Foundations: Bahamas makes history
Another vehicle that can be used for philanthropic and charitable purposes is the foundation. With the enactment of the Foundations Act (FA) 2004, The Bahamas expanded its list of financial products available to the outside global market, and made history by establishing itself as the first common-law jurisdiction to offer foundations, which historically have been a popular civil-law vehicle for wealth and estate planning. Recent amendments to the FA dispensed with the necessity for the appointment of officers. Instead, the appointment of a Foundation Council to govern the affairs of the foundation would suffice. In addition, the founder’s rights have been minimized to make evident that the founder does not have control over the assets of the foundation, but rather, the FA clearly states that the ability to control the assets of the foundation lie with the Foundation Council. Following the passing of the above amendments in 2007, our institution commenced the process of marketing the Bahamian foundation as a sound vehicle of choice to our clients.
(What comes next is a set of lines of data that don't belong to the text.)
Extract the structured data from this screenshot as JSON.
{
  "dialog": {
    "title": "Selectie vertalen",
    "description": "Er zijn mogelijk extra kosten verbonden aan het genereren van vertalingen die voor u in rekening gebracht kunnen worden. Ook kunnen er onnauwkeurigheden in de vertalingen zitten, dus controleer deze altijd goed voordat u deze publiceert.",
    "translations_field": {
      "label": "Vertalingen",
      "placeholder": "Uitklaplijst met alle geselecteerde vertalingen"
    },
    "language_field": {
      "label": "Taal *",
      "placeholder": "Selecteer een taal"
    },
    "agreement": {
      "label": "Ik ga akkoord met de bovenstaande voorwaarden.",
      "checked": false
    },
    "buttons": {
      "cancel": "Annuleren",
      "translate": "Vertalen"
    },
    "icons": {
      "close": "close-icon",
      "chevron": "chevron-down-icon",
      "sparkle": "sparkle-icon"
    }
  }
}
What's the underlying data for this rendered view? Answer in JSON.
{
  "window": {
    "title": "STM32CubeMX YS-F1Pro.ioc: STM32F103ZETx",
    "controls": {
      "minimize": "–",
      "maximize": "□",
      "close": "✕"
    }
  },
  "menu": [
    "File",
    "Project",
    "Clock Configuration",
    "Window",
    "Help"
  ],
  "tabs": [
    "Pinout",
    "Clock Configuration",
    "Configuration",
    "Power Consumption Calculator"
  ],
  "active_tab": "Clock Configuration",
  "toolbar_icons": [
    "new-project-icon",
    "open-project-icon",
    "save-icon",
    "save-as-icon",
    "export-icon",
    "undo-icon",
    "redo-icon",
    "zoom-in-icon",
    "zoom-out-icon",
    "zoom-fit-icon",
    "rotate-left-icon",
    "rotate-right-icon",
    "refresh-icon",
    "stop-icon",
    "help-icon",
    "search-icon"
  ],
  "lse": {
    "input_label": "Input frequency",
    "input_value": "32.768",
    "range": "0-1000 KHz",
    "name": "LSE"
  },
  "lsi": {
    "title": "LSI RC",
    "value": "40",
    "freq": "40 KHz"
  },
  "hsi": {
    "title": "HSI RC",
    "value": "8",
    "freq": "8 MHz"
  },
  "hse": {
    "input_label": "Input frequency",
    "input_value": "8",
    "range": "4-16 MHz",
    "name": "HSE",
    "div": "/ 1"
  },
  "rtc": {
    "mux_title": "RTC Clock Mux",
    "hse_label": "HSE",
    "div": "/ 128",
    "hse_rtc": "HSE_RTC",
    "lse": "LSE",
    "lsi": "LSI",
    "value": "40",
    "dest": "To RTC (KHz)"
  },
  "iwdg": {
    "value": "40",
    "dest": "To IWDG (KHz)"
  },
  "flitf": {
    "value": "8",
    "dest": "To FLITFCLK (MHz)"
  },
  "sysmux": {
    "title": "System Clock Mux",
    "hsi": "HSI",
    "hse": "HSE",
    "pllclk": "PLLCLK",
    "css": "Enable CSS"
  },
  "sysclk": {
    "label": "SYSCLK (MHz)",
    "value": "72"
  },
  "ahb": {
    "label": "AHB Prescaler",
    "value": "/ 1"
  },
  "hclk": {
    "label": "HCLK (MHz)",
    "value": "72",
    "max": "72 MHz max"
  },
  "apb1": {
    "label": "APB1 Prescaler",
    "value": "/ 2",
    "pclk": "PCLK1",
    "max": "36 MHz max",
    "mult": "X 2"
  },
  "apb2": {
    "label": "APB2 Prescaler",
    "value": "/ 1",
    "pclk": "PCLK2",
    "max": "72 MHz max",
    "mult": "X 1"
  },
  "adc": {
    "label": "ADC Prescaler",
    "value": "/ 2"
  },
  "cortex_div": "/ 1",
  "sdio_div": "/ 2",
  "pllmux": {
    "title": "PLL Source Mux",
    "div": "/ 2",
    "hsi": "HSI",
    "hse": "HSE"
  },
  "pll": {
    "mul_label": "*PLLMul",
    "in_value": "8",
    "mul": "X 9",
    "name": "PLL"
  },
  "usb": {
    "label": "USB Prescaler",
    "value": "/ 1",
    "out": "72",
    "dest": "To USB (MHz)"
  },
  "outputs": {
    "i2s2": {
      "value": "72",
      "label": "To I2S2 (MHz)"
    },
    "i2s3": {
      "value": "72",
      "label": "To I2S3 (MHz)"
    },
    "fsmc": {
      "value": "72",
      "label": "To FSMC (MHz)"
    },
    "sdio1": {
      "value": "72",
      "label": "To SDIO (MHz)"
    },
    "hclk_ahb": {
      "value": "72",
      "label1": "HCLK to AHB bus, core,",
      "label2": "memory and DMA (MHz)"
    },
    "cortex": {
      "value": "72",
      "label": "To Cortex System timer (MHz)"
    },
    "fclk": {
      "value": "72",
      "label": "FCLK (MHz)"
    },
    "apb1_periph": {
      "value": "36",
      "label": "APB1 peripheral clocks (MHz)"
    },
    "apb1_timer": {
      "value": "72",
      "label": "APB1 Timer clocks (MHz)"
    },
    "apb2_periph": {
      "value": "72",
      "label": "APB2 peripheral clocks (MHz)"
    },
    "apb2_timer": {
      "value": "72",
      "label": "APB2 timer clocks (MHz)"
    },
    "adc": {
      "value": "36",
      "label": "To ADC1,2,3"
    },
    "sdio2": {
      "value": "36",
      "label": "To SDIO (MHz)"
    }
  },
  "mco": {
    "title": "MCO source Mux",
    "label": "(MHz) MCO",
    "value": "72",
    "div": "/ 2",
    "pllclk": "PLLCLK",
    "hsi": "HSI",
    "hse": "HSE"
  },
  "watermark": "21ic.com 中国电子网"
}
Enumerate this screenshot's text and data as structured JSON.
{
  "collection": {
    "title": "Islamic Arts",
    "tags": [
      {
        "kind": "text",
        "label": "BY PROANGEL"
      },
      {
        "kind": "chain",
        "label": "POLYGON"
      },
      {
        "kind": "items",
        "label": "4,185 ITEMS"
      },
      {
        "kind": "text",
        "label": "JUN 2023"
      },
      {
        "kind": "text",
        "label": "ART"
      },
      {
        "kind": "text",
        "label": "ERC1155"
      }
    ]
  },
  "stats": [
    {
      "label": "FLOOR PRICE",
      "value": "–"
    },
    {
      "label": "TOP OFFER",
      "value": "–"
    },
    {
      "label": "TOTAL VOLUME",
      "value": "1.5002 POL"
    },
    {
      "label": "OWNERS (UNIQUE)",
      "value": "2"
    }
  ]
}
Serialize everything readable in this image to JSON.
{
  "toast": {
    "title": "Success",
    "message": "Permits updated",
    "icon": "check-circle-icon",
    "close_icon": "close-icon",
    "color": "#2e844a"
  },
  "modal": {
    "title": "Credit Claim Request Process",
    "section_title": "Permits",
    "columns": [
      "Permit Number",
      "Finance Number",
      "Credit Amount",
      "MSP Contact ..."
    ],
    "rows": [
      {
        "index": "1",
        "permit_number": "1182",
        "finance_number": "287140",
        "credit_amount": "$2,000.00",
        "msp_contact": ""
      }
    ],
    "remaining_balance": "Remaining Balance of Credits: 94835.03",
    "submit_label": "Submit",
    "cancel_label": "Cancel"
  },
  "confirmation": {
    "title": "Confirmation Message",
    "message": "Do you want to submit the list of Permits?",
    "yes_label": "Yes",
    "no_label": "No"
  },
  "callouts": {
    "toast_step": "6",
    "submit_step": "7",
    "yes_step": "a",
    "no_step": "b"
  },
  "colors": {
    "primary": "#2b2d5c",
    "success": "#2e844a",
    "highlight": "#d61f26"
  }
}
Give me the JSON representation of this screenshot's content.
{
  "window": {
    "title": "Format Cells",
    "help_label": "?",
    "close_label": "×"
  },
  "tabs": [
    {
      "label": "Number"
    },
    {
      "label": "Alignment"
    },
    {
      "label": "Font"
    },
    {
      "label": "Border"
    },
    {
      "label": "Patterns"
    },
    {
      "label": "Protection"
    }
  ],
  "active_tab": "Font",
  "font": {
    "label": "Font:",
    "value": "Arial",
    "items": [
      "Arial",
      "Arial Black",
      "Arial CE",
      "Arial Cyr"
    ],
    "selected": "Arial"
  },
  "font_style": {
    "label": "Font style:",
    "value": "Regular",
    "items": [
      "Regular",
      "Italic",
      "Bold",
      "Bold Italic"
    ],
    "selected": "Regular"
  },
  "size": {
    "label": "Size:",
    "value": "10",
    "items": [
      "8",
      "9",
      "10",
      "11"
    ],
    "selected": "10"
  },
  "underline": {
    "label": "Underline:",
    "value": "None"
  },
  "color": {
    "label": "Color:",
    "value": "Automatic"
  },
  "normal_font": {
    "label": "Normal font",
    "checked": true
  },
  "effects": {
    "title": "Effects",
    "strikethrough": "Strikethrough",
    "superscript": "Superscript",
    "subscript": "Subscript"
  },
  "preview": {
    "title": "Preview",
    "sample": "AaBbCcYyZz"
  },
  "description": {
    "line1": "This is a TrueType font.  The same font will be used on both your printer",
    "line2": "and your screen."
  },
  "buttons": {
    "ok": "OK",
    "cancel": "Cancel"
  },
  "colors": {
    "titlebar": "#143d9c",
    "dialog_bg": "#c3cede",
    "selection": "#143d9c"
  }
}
It is possible that in the not too distant future, this vehicle will be used not only as a tool for estate and tax planning, asset protection or preserving family wealth and confidentiality, but also as the vehicle of choice for establishing charities in addition to common charitable trusts.
In conclusion, philanthropy is a laudable concept that serves a great purpose in modern society. Philanthropic giving is becoming increasingly popular and many high-net-worth individuals are making provisions to support their charitable causes during and after their lifetime. For this reason, charitable trusts are being established and the role of the trustee is crucial in ensuring that the goals and objectives of charitable trusts are met. As stated previously, the trustee of a charitable trust may be faced with challenges in the management of the trust; however, if the trustee is prudent in the execution of his duties, these challenges can be overcome.
In summary, it is clear that The Bahamas has positioned itself as a premier jurisdiction for facilitating philanthropic activities. It is foreseen that as the notion of charitable giving continues to evolve, the country may introduce new initiatives, such as the creation of a Charities Commission, to enhance and provide for the effective management of charitable trusts as well as charities and non-profit organizations. In doing so, The Bahamas may be better placed to meet the needs of philanthropists.
Christian Coquoz is managing director of Lombard Odier Darier Hentsch Private Bank & Trust Limited in Nassau, an affiliated company of Lombard Odier Darier Hentsch & Cie, the oldest private bankers in Geneva. Coquoz has been in the banking industry for over 30 years in Switzerland, New York, the Cayman Islands and The Bahamas, where he has resided since 1993. He serves as a director on the boards of several licensed financial institutions. He is also deputy chairman of the board of directors of the Association of International Banks & Trust Companies in The Bahamas, a director of the Bahamas Financial Services Board, and has served as a committee member of the Financial Services Consultative Forum.